Some call centers known for stellar customer support recruit only the most service-oriented and people-focused agents. Although this allows them to create a cohesive team while maintaining high-quality performance, it can be hard to stick to this approach as the company expands. Most firms thus have a team that develops employee engagement techniques to cultivate this kind of culture.
2. Innovation leaders
Some contact centers aim to lead the way when it comes to customer support. By fully utilizing the latest technologies and market insights, they’re able to produce groundbreaking approaches and services. The result? Rapid growth and industry hype.
These firms hire confident and competitive professionals with strong leadership skills and a growth mindset. However, this work environment may place employees under a lot of pressure, and thus, stress management may become a concern. For innovation leaders, some employee retention tactics that may work are team outings, health and wellness programs, and other fun events.
3. Free-spirited and creative
Free-spirited and creative organizations are very much like startups. They’re collaborative, dynamic, and fun. Here, job titles and workforce hierarchies don’t matter that much. It’s thus perfect for small call centers that focus on generating creative ideas to make customers happy.
But although they provide customer-centric services, these firms may suffer from a lack of clearly defined goals and a fragile structure. In these scenarios, leaders should step up to design a company roadmap and ensure that everything they do fuels organizational development.
4. Traditionalist companies
As opposed to startup-like firms, traditionalist contact centers have well-organized staff hierarchies and other conventional policies such as employee dress codes, decision making command chains, and rigid schedules. Although having such protocols makes them easier to manage, their structured work environment leaves little room for resourcefulness, dynamism, and fun. These companies may thus suffer from high employee attrition rates driven by burnt-out customer support agents.
5. Trend followers
Unlike innovation-focused call centers that aim to launch revolutionary products or services, trend followers opt to go with the flow. They embrace every new trend or idea in the industry so they can keep up with its evolution. This allows them to grow at just about the same pace as everyone else, which is not a bad thing.
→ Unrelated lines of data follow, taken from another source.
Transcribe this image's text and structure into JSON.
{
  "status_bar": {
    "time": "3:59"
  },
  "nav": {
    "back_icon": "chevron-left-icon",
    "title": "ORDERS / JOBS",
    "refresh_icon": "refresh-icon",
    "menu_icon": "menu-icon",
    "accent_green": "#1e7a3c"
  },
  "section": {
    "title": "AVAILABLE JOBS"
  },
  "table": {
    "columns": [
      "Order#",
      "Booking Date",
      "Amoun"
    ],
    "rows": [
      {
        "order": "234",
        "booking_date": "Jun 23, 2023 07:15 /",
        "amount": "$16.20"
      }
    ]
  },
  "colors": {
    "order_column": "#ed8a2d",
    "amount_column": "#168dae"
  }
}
However, one of the pitfalls of having this kind of organizational culture is that you may find it hard to outshine your competitors and gain new clients.